Following the devastating bombings of 3 churches and hotels in Sri Lanka on Easter Sunday, as a Christian, I found myself feeling the pain of the attacks cut a little deeper. So I reluctantly tuned into the 24/7 news coverage, alternating between the BBC, ITV, and Channel 4 news, where I learned more details of what had happened.
After a day or two (or it could have been mere hours) I couldn’t help but notice the narrative begin to shift away from the fact that the bombings were primarily targeting Christians and Catholics celebrating the resurrection of our Lord Jesus Christ. Now, I have to admit, this made me feel aggravated to the point of wanting to go on a Twitter rant shouting ‘They were targeting churches. They were targeting Christians and Catholics. Why is that key fact being omitted?’ Yet, many more news outlets followed suit, reverting to describing what had happened as a terror attack on Sri Lankan civilians, rather than opening up a dialogue on the reasons behind what had taken place.
Further to being disappointed by the fact that a spade couldn’t just be called a spade, it truly dawned on me how much of a secular society we live in, where religion has become a dirty word, used by politicians and journalists to label anyone that has a belief system that follows God as a fanatic or prudish. A week on and I’ve been meditating on how, in times of trouble, it’s so easy for our faith to seem like it was built on a foundation of sand, washing away with each daily disaster.
So how do we keep our faith when it seems like the world doesn’t even want to acknowledge it? Well, it’s simple; we turn to the word and our Lord Jesus Christ who is steadfast, unchanging, and continue to be an example of His love.
If you’re in need of inspiration, look to Galatians 6:9
‘Let us not become weary in doing good, for at the proper time we will reap a harvest if we do not give up.’
It reminds us that in uncertain times we should hold onto our faith and continue to do good. Despite feeling like we, as Christians, are fighting against the tide, that shouldn’t stop us. We can all make a difference in small ways, for example, you can:
1. Offer your seat to someone on your commute to work.
2. Say a prayer for a child who is dealing with being bullied at school.
3. Approach someone that is homeless and offer to buy them a night at a shelter.
It may seem like a drop in the ocean, but we should allow each small act of kindness to strengthen our spirit, knowing we will one day reap the rewards.
These attacks, although undoubtedly horrific, should also give us the opportunity, if ever we are asked our opinion on the bombings in Sri Lanka, to speak up and remind the world that the majority of those that were attacked were Christians and Catholics and we should never forget that. If ever we are faced with challenges and attacks against our faith, stand firm and hold on even in the face of death (which I can imagine would be scary) knowing that eternity still awaits us.

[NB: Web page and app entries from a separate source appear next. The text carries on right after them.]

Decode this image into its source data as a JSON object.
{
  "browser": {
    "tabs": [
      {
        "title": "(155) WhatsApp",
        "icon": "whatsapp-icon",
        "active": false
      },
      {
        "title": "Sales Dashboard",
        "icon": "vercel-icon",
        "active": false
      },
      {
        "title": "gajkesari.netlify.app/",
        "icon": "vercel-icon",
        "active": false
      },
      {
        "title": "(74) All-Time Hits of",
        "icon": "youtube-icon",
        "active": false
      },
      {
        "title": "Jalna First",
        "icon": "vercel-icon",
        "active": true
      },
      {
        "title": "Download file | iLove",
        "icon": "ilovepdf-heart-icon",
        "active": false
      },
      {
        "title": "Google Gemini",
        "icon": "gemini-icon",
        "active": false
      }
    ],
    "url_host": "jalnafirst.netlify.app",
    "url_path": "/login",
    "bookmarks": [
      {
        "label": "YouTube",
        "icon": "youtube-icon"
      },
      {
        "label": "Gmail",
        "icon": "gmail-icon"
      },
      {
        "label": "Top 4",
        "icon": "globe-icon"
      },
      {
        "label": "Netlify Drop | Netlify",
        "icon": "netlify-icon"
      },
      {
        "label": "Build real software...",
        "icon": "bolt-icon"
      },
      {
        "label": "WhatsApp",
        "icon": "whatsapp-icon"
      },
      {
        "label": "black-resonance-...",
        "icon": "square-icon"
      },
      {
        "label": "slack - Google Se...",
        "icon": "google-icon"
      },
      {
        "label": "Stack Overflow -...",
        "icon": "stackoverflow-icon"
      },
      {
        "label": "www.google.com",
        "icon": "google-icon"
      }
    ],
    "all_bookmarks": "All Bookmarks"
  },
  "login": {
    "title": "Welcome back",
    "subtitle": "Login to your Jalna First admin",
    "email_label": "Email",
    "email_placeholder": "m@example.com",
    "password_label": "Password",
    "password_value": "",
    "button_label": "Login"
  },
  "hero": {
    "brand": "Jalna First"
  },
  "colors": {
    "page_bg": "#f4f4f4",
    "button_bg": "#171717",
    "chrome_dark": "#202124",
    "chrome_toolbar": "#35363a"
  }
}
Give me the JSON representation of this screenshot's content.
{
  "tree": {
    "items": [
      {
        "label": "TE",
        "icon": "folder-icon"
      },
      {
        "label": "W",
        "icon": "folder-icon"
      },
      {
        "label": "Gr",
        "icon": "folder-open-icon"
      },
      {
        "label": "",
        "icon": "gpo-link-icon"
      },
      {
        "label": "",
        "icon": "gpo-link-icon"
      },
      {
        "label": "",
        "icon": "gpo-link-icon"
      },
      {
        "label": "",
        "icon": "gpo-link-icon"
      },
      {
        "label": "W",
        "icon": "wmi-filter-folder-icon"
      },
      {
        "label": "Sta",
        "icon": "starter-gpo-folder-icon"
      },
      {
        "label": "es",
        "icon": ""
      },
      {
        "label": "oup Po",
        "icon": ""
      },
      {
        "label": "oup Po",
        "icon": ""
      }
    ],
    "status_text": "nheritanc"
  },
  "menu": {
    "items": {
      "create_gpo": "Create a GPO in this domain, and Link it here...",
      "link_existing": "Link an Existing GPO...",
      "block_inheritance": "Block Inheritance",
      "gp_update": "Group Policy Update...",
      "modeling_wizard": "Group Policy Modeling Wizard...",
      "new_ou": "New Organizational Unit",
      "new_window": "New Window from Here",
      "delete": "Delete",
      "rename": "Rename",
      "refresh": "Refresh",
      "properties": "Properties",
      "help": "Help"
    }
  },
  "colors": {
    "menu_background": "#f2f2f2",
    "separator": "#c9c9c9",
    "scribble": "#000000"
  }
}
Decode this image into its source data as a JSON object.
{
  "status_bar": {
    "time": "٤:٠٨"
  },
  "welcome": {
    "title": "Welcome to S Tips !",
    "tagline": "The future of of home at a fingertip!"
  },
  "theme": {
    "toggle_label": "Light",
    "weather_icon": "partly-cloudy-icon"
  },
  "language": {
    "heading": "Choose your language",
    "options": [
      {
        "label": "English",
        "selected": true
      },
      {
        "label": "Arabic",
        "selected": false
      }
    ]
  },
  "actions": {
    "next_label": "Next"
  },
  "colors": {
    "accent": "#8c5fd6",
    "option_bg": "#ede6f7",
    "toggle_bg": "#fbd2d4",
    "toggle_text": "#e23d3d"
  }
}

Jesus said to her, “I am the resurrection and the life. He who believes in Me, though he may die, he shall live.